From: Holman Bible Dictionary, Electronic Version, Parson Technology, Used By Permission
HOSEA (Hoh see' uh) Personal name meaning, "salvation." In Hebrew the name is the same as that of Joshua's original name (Num. 13:16; Deut. 32:44) and of the last king of Israel (2 Kings 17:1), who lived at the same time as the prophet. English translators have often chosen to spell the prophet's name Hosea to distinguish him from the others, whose names they spell, Hoshea.
The prophet's name "Hosea" appears in the Bible only at Hosea 1:1, 2; Romans 9:25. Assyria's rise to power posed a constant threat to Israel's national existence. Hosea's name symbolized the pressing need for national deliverance. His message pointed the nation to the deliverer (Hos. 13:4).
The Book The two broad divisions of the Book of Hosea are: (1) Hosea's Marriage, Hosea 1-3; and (2) Hosea's Messages, Hosea 4-14. A pattern of judgment followed by hope recurs in each of the first three chapters. The dominant theme of the book is love (covenant fidelity), God's unrelenting love for His wayward people and Israel's unreliable love for God.
The Prophet Hosea was from the Northern Kingdom of Israel. His familiarity with place names, religious practices, and political conditions in Israel suggests that he was a native. Hosea preached judgment with a broken heart.
Placement of Hosea's ministry in the days of Uzziah, Jotham, Ahaz, and Hezekiah indicates that he was a contemporary of Isaiah. Hosea's ministry continued from the last days of Jeroboam II to near the end of the Northern Kingdom (approximately 750-725 B.C.).
Hosea's prophetic ministry included the period of Near Eastern history when Assyria emerged as a new world empire under the capable leadership of Tiglath-pileser III (745-727 B.C.). Hosea rebuked efforts at alliance with Assyria and Egypt as the means to national security. He witnessed the political chaos in Israel following the death of Jeroboam II. Four of the last six kings to sit on Israel's throne were assassinated. Hosea had the unenviable task of presiding over the death of his beloved nation, but he held out hope of national revival based on radical repentance (Hos. 14).

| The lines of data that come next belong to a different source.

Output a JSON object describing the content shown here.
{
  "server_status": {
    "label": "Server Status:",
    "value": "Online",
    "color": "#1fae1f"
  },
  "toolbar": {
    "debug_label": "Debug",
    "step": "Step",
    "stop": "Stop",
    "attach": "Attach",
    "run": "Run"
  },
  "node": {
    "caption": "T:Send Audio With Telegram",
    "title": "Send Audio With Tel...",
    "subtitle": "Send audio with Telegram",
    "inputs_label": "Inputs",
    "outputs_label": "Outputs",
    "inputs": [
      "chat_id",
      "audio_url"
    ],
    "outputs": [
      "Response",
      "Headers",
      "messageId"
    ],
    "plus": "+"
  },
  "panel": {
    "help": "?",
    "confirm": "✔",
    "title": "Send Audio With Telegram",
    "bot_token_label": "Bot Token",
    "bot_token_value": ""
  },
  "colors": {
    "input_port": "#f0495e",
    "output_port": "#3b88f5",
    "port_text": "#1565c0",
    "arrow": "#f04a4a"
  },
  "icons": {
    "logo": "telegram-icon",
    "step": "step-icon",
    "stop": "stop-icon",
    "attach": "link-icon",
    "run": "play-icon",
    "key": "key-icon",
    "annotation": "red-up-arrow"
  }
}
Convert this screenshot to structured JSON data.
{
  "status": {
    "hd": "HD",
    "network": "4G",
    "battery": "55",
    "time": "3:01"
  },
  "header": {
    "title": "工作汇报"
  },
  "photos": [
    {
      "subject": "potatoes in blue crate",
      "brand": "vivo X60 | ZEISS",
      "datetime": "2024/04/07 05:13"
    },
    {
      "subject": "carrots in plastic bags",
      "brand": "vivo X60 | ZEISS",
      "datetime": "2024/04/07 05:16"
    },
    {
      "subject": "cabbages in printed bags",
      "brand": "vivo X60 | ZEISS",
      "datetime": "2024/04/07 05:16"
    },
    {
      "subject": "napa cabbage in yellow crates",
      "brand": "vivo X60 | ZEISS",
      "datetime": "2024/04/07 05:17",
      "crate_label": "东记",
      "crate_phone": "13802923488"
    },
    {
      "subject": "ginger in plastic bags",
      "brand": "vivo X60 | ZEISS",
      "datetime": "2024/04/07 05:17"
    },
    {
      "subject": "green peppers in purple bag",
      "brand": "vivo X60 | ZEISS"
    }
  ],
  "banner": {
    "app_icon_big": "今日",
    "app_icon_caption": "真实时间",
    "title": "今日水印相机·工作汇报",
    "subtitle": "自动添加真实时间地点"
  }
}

The Marriage Hosea's marriage and family life dominate chapters 1-3 and surface from time to time in the remainder of the book. References to Hosea's family serve as prophetic symbolism of God and His family Israel. God ordered Hosea to take a wife of harlotry and have children of harlotry "for the land hath committed great whoredom, departing from the Lord" (Hos. 1:2). Primary interest is not in Hosea and his family, but in God and His family. The interpretation of Hosea as normal literal leads us to believe the Hosea's marriage as an actual marriage to a cult prostitute. A loving man with a loving heart for his wife, and his people.
The Theology At the heart of Hosea's theology was the relationship between God and Israel. Yahweh alone was Israel's God. Israel was Yahweh's elect people. Hosea presented Yahweh as a faithful husband and Israel as an unfaithful wife. Hosea's stress is not upon righteousness and justice, but the knowledge of God and loyal love. God's love for Israel would not permit Him to give up on them in spite of their infidelity and lack of knowledge. Hope for Israel's future lay in their repentance and God's forgiveness and love that made Him willing to restore their relationship.